I recently watched the Netflix series “Salt, Fat, Acid, Heat.” In four episodes, chef and food writer Samin Nosrat travels the world to explore the basic elements of flavor and how they are used in different cuisines. A main goal of the show and cookbook is to help people understand the origins of food and to build flavor without a recipe. Enthralled in this food exploration, I thought about how this applies in healthy cooking, particularly salt and fat. The very same flavor philosophies and concepts can be applied in healthy cooking with some minor tweaks.
“If you want to bring out the flavor of the natural ingredient, then you use salt.”
We overly worry about using salt in our cooking when it comes to health. You should absolutely monitor your salt intake if you have been advised to do so. Choose to cook and eat fresh foods. Add salt as you cook and you won’t need to add it at the table. Cooking Light explains The Truth about Salt and how adding it in the cooking process does not add as much sodium to the end product as we might think. The type of salt also impacts flavor. Use The Chopping Block's Owner/Chef Shelley Young’s Salt 101 to guide your salt selection and learn more.
“The fat that you choose sets the dish off on a path”
Fat provides flavor. In the Netflix series, Nosrat takes viewers on a journey through the origins of all different forms of fats, the good and the not-so-good for you. To cook for good health, work with healthy fats, monounsaturated and polyunsaturated, first and foremost. Instead of selecting butter or pork fat for your everyday cooking, select extra virgin olive oil, grape seed oil, or avocado oil. Reserve the fats high in saturated fat for more special occasions and consume less frequently.
“Acidic ingredients mellow becoming subtle, but essential flavors in a dish while acting as a counterpoint to salty, fatty, sweet, and starchy foods.”
Good recipes will typically include a source of acid. Citrus, vinegar, wine, tomatoes, fermented foods (including cheese, pickles and beer) are all considered acidic foods. I love making sauces or dressings that include acid to top almost any dish. If you are looking for something to give the flavor an extra boost, look here.
“The goal is always the same. Apply the right level of heat so that the surface of the food and its interior are done cooking at the same time.”
Heat can also affect nutrients in food. Vitamin C is sensitive to heat and easily destroyed in the cooking process. Add citrus juices, such as lemon, after a dish has cooled slightly.
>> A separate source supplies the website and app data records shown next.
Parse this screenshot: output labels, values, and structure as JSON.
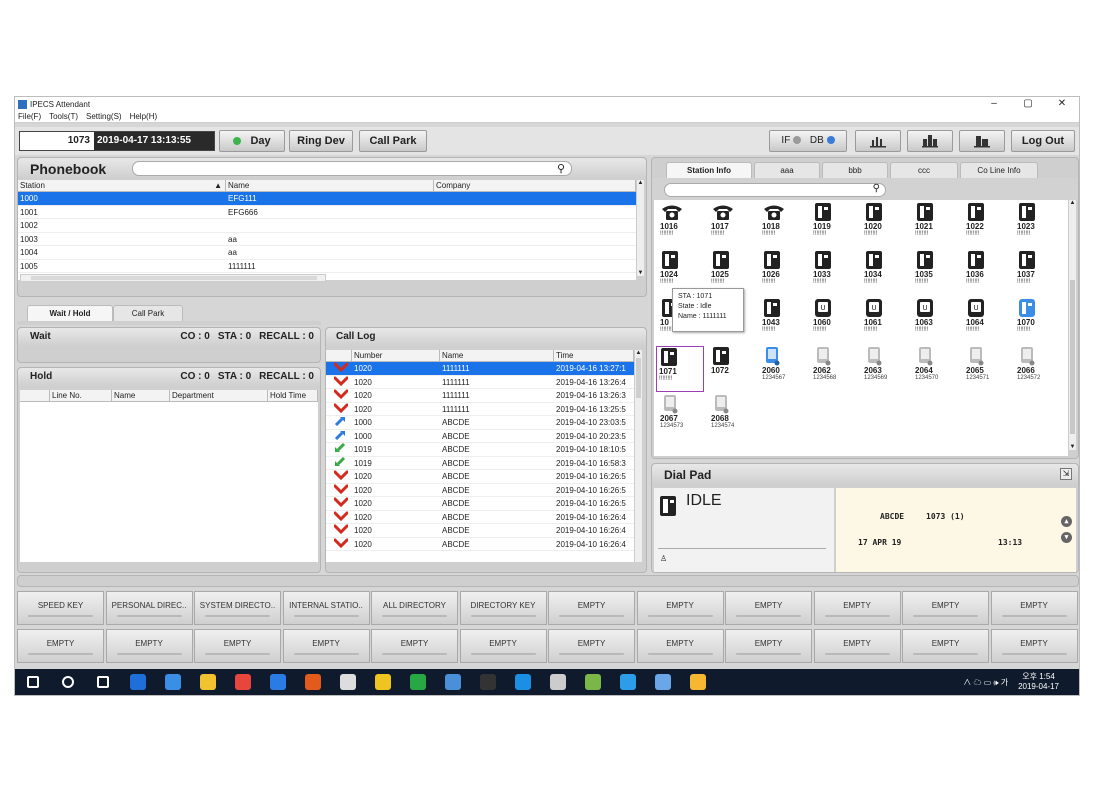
{
  "window": {
    "title": "IPECS Attendant",
    "menu": [
      "File(F)",
      "Tools(T)",
      "Setting(S)",
      "Help(H)"
    ],
    "controls": {
      "minimize": "–",
      "maximize": "▢",
      "close": "✕"
    }
  },
  "toolbar": {
    "extension": "1073",
    "datetime": "2019-04-17 13:13:55",
    "day_label": "Day",
    "ring_dev_label": "Ring Dev",
    "call_park_label": "Call Park",
    "if_label": "IF",
    "db_label": "DB",
    "logout_label": "Log Out",
    "colors": {
      "day_led": "#3cb44b",
      "if_led": "#9a9a9a",
      "db_led": "#3a7bd5"
    }
  },
  "phonebook": {
    "title": "Phonebook",
    "columns": [
      "Station",
      "Name",
      "Company"
    ],
    "rows": [
      {
        "station": "1000",
        "name": "EFG111",
        "company": "",
        "selected": true
      },
      {
        "station": "1001",
        "name": "EFG666",
        "company": ""
      },
      {
        "station": "1002",
        "name": "",
        "company": ""
      },
      {
        "station": "1003",
        "name": "aa",
        "company": ""
      },
      {
        "station": "1004",
        "name": "aa",
        "company": ""
      },
      {
        "station": "1005",
        "name": "1111111",
        "company": ""
      }
    ]
  },
  "wait_hold": {
    "tabs": [
      "Wait / Hold",
      "Call Park"
    ],
    "wait": {
      "title": "Wait",
      "co": "CO : 0",
      "sta": "STA : 0",
      "recall": "RECALL : 0"
    },
    "hold": {
      "title": "Hold",
      "co": "CO : 0",
      "sta": "STA : 0",
      "recall": "RECALL : 0",
      "columns": [
        "Line No.",
        "Name",
        "Department",
        "Hold Time"
      ]
    }
  },
  "call_log": {
    "title": "Call Log",
    "columns": [
      "Number",
      "Name",
      "Time"
    ],
    "rows": [
      {
        "type": "missed",
        "number": "1020",
        "name": "1111111",
        "time": "2019-04-16 13:27:1",
        "selected": true
      },
      {
        "type": "missed",
        "number": "1020",
        "name": "1111111",
        "time": "2019-04-16 13:26:4"
      },
      {
        "type": "missed",
        "number": "1020",
        "name": "1111111",
        "time": "2019-04-16 13:26:3"
      },
      {
        "type": "missed",
        "number": "1020",
        "name": "1111111",
        "time": "2019-04-16 13:25:5"
      },
      {
        "type": "outgoing",
        "number": "1000",
        "name": "ABCDE",
        "time": "2019-04-10 23:03:5"
      },
      {
        "type": "outgoing",
        "number": "1000",
        "name": "ABCDE",
        "time": "2019-04-10 20:23:5"
      },
      {
        "type": "incoming",
        "number": "1019",
        "name": "ABCDE",
        "time": "2019-04-10 18:10:5"
      },
      {
        "type": "incoming",
        "number": "1019",
        "name": "ABCDE",
        "time": "2019-04-10 16:58:3"
      },
      {
        "type": "missed",
        "number": "1020",
        "name": "ABCDE",
        "time": "2019-04-10 16:26:5"
      },
      {
        "type": "missed",
        "number": "1020",
        "name": "ABCDE",
        "time": "2019-04-10 16:26:5"
      },
      {
        "type": "missed",
        "number": "1020",
        "name": "ABCDE",
        "time": "2019-04-10 16:26:5"
      },
      {
        "type": "missed",
        "number": "1020",
        "name": "ABCDE",
        "time": "2019-04-10 16:26:4"
      },
      {
        "type": "missed",
        "number": "1020",
        "name": "ABCDE",
        "time": "2019-04-10 16:26:4"
      },
      {
        "type": "missed",
        "number": "1020",
        "name": "ABCDE",
        "time": "2019-04-10 16:26:4"
      }
    ]
  },
  "station_info": {
    "tabs": [
      "Station Info",
      "aaa",
      "bbb",
      "ccc",
      "Co Line Info"
    ],
    "stations": [
      {
        "num": "1016",
        "sub": "!!!!!!!!",
        "kind": "analog"
      },
      {
        "num": "1017",
        "sub": "!!!!!!!!",
        "kind": "analog"
      },
      {
        "num": "1018",
        "sub": "!!!!!!!!",
        "kind": "analog"
      },
      {
        "num": "1019",
        "sub": "!!!!!!!!",
        "kind": "digital"
      },
      {
        "num": "1020",
        "sub": "!!!!!!!!",
        "kind": "digital"
      },
      {
        "num": "1021",
        "sub": "!!!!!!!!",
        "kind": "digital"
      },
      {
        "num": "1022",
        "sub": "!!!!!!!!",
        "kind": "digital"
      },
      {
        "num": "1023",
        "sub": "!!!!!!!!",
        "kind": "digital"
      },
      {
        "num": "1024",
        "sub": "!!!!!!!!",
        "kind": "digital"
      },
      {
        "num": "1025",
        "sub": "!!!!!!!!",
        "kind": "digital"
      },
      {
        "num": "1026",
        "sub": "!!!!!!!!",
        "kind": "digital"
      },
      {
        "num": "1033",
        "sub": "!!!!!!!!",
        "kind": "digital"
      },
      {
        "num": "1034",
        "sub": "!!!!!!!!",
        "kind": "digital"
      },
      {
        "num": "1035",
        "sub": "!!!!!!!!",
        "kind": "digital"
      },
      {
        "num": "1036",
        "sub": "!!!!!!!!",
        "kind": "digital"
      },
      {
        "num": "1037",
        "sub": "!!!!!!!!",
        "kind": "digital"
      },
      {
        "num": "10",
        "sub": "!!!!!!!!",
        "kind": "digital"
      },
      {
        "num": "",
        "sub": "",
        "kind": "none"
      },
      {
        "num": "1043",
        "sub": "!!!!!!!!",
        "kind": "digital"
      },
      {
        "num": "1060",
        "sub": "!!!!!!!!",
        "kind": "ip"
      },
      {
        "num": "1061",
        "sub": "!!!!!!!!",
        "kind": "ip"
      },
      {
        "num": "1063",
        "sub": "!!!!!!!!",
        "kind": "ip"
      },
      {
        "num": "1064",
        "sub": "!!!!!!!!",
        "kind": "ip"
      },
      {
        "num": "1070",
        "sub": "!!!!!!!!",
        "kind": "ipblue"
      },
      {
        "num": "1071",
        "sub": "!!!!!!!!",
        "kind": "digital",
        "highlight": true
      },
      {
        "num": "1072",
        "sub": "",
        "kind": "digital"
      },
      {
        "num": "2060",
        "sub": "1234567",
        "kind": "mobileblue"
      },
      {
        "num": "2062",
        "sub": "1234568",
        "kind": "mobile"
      },
      {
        "num": "2063",
        "sub": "1234569",
        "kind": "mobile"
      },
      {
        "num": "2064",
        "sub": "1234570",
        "kind": "mobile"
      },
      {
        "num": "2065",
        "sub": "1234571",
        "kind": "mobile"
      },
      {
        "num": "2066",
        "sub": "1234572",
        "kind": "mobile"
      },
      {
        "num": "2067",
        "sub": "1234573",
        "kind": "mobile"
      },
      {
        "num": "2068",
        "sub": "1234574",
        "kind": "mobile"
      }
    ],
    "tooltip": {
      "sta": "STA : 1071",
      "state": "State : Idle",
      "name": "Name : 1111111"
    }
  },
  "dial_pad": {
    "title": "Dial Pad",
    "state": "IDLE",
    "lcd_line1_name": "ABCDE",
    "lcd_line1_ext": "1073 (1)",
    "lcd_line2_date": "17 APR 19",
    "lcd_line2_time": "13:13"
  },
  "function_keys": {
    "row1": [
      "SPEED KEY",
      "PERSONAL DIREC..",
      "SYSTEM DIRECTO..",
      "INTERNAL STATIO..",
      "ALL DIRECTORY",
      "DIRECTORY KEY",
      "EMPTY",
      "EMPTY",
      "EMPTY",
      "EMPTY",
      "EMPTY",
      "EMPTY"
    ],
    "row2": [
      "EMPTY",
      "EMPTY",
      "EMPTY",
      "EMPTY",
      "EMPTY",
      "EMPTY",
      "EMPTY",
      "EMPTY",
      "EMPTY",
      "EMPTY",
      "EMPTY",
      "EMPTY"
    ]
  },
  "taskbar": {
    "time": "오후 1:54",
    "date": "2019-04-17",
    "tray": "∧ ☁ ▭ 🕪 가",
    "app_colors": [
      "#ffffff",
      "#ffffff",
      "#ffffff",
      "#1e6fd9",
      "#3a8ee6",
      "#f2c230",
      "#e8453c",
      "#2a7be4",
      "#e25a1c",
      "#dddddd",
      "#f0c420",
      "#27a844",
      "#4a90d9",
      "#333333",
      "#1a8fe3",
      "#cccccc",
      "#7ab648",
      "#2b9de9",
      "#6aa7e8",
      "#f7b731"
    ]
  }
}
Olive oil loses some of its nutritional value when cooked over high heat due to its low smoke point. Utilize healthy oils with a higher smoke point, such as grapeseed or avocado, for cooking and reserve extra virgin olive oil for flavor.
In the last episode, Nosrat cooks a beautiful roasted vegetable salad with herbs, oil, and feta. Here is my variation including salt, fat, acid, and heat:
Roasted Vegetable & White Bean Bowl with Herby Sauce
*Chop up your favorite vegetables, tossing them with olive oil, salt, pepper and roasting them on a sheet pan. Top with sauce.
Yield: about 2-3 servings
For the Herby Sauce (it is basically a salad dressing):
2 Tablespoons of chopped fresh herbs (I used dill & cilantro)
2 Tablespoons rice vinegar
1 Tablespoons lemon juice
2 garlic cloves, minced
2 teaspoons honey
1 teaspoons whole grain mustard
⅓ cup EVOO
Salt and pepper to taste
Pile all ingredients into a mason jar and shake well!
For the bowl:
½ cup uncooked quinoa
1 14.5 oz can of cannellini beans, drained, rinsed
7 large carrots, peeled and cut into sticks
1 red onion, cut into chunks
1 small head of purple cauliflower, sliced into “steaks”
1 - 8oz package of mushrooms, cleaned and sliced
4 scallions, cut into 2 inch pieces
Olive oil, salt and pepper
1. Roast the vegetables: If you aren’t certain about how to do this, here is a helpful guide. Start by preheating the oven to 400ºF.
2. Cook the quinoa: According to the package instructions. Throw in the beans with the cooked quinoa just to heat them.
3. Saute the mushrooms and scallions: Heat a saute pan over medium-high heat and add about 1-2 tablespoons of oil. Add the mushrooms to the pan with a dash of salt. Cook mushrooms for about 5 minutes, add scallions to the pan. Continue cooking until the mushrooms are lightly browned and the moisture has cooked out of the pan.
4. Build your bowl: Scoop about ½ cup of the quinoa and bean mixture into a bowl. Top with roasted veggies. Drizzle Herby sauce over the bowl and toss.
We just wrapped up a Cook the Book class on "Salt, Fat, Acid, Heat" this month. Join us for April's Cook the Book class where we explore approachable recipes from Yotam Ottolenghi's "Simple." These recipes are packed with his signature Middle Eastern-inspired flavors and feature bright, fresh and complex flavors, but with a familiar and homey approach that focuses on quality ingredients and achievable techniques.